In 1994 the home and some grounds were purchased by a local historic trust. As of 2003 restoration is underway, but parts of the home and grounds are open to visitors at limited times; the Samuel Huntington Birthplace is a National Histo

Gmina Rachanie

Gmina Rachanie is a rural gmina in Tomaszów Lubelski County, Lublin Voivodeship, in eastern Poland. Its seat is the village of Rachanie, which lies 14 kilometres north-east of Tomaszów Lubelski and 105 km south-east of the regional capital Lublin; the gmina covers an area of 94.05 square kilometres, as of 2006 its total population is 5,676. Gmina Rachanie contains the villages and settlements of Falków, Grodysławice, Grodysławice-Kolonia, Józefówka, Kozia Wola, Michalów, Michalów-Kolonia, Pawłówka, Rachanie-Kolonia, Siemnice, Werechanie-Kolonia, Wożuczyn, Wożuczyn-Cukrownia, Zwiartówek and Zwiartówek-Kolonia. Gmina Rachanie is bordered by the gminas of Jarczów, Komarów-Osada, Krynice, Łaszczów, Tomaszów Lubelski and Tyszowce. Polish official population figures 2006

Bjarke Mogensen

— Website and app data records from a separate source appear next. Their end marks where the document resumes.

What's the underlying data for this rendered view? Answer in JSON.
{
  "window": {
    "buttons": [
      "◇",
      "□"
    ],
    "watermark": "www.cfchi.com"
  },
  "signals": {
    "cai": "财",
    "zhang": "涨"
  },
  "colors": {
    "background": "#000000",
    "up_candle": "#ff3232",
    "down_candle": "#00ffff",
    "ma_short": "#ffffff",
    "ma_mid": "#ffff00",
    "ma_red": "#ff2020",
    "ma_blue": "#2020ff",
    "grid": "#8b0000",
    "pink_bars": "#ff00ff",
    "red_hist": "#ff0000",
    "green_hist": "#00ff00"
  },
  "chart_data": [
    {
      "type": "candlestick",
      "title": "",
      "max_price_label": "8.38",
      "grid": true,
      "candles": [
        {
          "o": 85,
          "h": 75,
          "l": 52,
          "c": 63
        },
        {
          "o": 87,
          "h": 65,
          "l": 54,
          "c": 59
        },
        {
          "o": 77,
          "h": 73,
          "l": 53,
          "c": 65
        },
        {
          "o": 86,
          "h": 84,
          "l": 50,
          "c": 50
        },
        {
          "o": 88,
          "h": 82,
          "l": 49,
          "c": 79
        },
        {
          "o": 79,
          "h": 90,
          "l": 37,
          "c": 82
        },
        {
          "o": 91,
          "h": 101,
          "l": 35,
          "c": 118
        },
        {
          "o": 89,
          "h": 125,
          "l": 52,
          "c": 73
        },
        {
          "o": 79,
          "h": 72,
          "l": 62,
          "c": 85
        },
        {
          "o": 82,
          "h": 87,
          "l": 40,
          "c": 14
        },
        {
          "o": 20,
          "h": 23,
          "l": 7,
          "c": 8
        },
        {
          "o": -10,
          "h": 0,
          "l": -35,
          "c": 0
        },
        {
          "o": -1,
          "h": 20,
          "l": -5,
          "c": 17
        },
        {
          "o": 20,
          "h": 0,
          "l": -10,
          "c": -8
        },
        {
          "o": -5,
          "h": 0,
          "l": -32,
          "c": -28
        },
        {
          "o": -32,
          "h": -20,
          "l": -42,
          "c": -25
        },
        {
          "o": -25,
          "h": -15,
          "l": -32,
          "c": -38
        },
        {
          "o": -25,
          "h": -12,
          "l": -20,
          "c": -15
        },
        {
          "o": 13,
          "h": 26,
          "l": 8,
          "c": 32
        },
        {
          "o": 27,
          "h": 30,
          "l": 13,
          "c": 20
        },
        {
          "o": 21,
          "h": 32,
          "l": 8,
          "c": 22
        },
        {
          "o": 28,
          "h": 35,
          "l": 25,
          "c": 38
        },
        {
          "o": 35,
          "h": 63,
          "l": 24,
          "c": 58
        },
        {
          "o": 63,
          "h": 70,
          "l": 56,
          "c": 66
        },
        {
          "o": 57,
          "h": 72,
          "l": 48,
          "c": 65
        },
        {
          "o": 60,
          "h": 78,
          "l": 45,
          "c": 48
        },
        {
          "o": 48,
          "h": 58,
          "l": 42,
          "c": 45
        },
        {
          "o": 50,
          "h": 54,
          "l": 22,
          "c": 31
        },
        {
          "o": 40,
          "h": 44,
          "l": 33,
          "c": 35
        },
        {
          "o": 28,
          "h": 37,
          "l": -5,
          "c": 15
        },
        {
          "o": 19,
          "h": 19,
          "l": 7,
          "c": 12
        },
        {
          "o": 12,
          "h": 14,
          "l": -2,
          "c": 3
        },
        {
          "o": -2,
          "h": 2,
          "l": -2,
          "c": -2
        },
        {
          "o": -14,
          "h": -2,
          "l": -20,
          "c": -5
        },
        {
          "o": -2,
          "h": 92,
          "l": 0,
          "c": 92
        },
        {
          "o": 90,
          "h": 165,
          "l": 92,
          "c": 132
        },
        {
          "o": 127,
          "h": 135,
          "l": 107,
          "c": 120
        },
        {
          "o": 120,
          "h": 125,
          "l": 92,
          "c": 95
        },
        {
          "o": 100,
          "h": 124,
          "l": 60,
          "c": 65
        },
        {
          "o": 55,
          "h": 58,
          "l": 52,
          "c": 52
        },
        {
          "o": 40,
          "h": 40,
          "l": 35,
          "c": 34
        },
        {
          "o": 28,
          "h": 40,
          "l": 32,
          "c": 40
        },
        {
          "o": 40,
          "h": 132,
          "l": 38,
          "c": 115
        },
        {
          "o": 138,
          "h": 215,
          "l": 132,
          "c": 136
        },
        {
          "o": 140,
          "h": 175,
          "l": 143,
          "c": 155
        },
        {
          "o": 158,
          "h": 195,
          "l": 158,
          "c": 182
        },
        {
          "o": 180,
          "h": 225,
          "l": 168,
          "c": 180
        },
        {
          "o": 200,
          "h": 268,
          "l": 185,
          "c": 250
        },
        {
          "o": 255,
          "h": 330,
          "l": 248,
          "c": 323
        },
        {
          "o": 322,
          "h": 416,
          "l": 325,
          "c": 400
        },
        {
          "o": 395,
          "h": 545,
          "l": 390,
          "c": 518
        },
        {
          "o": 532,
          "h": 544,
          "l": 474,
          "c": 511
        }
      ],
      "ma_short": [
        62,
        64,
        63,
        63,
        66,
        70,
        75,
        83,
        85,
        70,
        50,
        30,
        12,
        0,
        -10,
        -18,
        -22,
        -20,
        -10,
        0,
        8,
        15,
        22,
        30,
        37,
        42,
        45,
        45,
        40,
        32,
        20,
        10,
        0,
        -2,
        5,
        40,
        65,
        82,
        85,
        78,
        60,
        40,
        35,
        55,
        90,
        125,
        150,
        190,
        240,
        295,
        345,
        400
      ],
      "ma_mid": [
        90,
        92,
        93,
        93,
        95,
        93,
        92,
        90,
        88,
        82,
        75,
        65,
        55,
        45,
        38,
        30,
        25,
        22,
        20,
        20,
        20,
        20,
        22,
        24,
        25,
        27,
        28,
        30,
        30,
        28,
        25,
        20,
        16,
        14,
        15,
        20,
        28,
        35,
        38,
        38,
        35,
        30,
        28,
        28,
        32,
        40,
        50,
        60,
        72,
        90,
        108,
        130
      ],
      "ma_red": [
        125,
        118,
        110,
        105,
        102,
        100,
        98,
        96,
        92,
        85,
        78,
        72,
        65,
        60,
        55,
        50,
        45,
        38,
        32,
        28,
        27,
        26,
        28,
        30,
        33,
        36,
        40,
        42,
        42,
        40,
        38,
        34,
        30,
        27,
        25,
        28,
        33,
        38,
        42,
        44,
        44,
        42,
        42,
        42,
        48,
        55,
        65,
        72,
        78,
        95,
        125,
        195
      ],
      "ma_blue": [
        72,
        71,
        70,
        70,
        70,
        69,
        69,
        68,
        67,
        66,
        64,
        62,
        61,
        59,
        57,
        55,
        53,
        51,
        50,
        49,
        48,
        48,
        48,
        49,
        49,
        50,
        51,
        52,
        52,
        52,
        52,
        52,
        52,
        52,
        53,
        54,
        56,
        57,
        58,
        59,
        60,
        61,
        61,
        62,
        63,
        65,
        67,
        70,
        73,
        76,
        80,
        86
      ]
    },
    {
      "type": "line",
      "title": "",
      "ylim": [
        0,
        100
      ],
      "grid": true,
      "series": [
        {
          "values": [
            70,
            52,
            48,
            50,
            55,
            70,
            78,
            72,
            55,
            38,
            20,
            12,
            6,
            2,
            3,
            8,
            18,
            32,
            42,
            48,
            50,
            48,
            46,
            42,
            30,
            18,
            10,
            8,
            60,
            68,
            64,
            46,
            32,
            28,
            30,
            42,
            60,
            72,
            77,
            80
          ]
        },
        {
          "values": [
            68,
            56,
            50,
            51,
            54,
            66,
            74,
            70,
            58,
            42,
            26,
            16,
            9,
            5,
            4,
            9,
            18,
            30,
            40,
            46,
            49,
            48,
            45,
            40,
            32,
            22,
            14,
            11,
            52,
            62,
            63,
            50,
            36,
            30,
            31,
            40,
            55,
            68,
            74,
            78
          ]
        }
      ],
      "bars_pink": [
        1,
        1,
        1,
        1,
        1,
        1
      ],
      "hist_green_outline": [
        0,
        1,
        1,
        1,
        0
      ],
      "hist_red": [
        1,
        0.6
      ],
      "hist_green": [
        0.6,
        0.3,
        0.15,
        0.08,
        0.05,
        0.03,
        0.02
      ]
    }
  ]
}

Bjarke Pauli Mogensen is a Danish accordionist. He began learning the accordion at age 7. At age 13, Mogensen made his debut as a soloist in a German TV broadcast with the Munich Symphony Orchestra. Mogensen studied at the Royal Danish Academy of Music. In 2008, he received a grant of 300,000 DKr from the Statens Kunstråds Musikudvalg in support of his career. In addition to his solo career, Mogensen has served on the music faculty at the Royal Danish Academy of Music since 2010. In 2011, Mogensen had his solo debut at New York. Several composers have written new works for Mogensen, including Anders Koppel, Martin Lohse, Niklas Schmidt. Mogensen has recorded commercially for the Da Capo label, including the commissions from Koppel and Lohse. Almere International Chamber Music Competition 2012 with MYTHOS EBU competition "New Talent" 2012 Danish Radio P2's Chamber Music Competition 2011 with MYTHOS Léonie Sonning Music Scholarship 2010 Gladsaxe Music Prize 2009 The Royal Danish Academy of Musics competition for singers and instrumentalists 2008 Danish Radio "Play for Life" 2006 Culture Bornholm Culture Award 2006 Victor Borge Music Prize 2006 Berlingske Classical Music Competition 2000 Eigil and Aennchen Harbys Fund 2011 His Royal Highness Prince Henrik Foundation Grant Børge Schroeder and his wife Herta Finnerups Music Scholarship 2001 Jacob Gade Grant 2000 Accordion Concertos on Dacapo Records The song I'll never sing - Works for Accordion on Dacapo Records Anders Koppel Double Concertos on Dacapo Records Winter Sketches on Orchid Classics Official homepage of Bjarke Mogensens Det Kongelige Danske Musikkonservatorium, Danish-language page on Mogensen Almere International Chamber Music Competition - winners 2012 New talent from Denmark Culture Bornholm and scholarships P2's Chamber Music Competition 2011 Play for Life in Danish Scholarship 2010, Bjarke Mogensen Royal Couple Stardust Price on Gaffa.dk 7.

Oktober 2012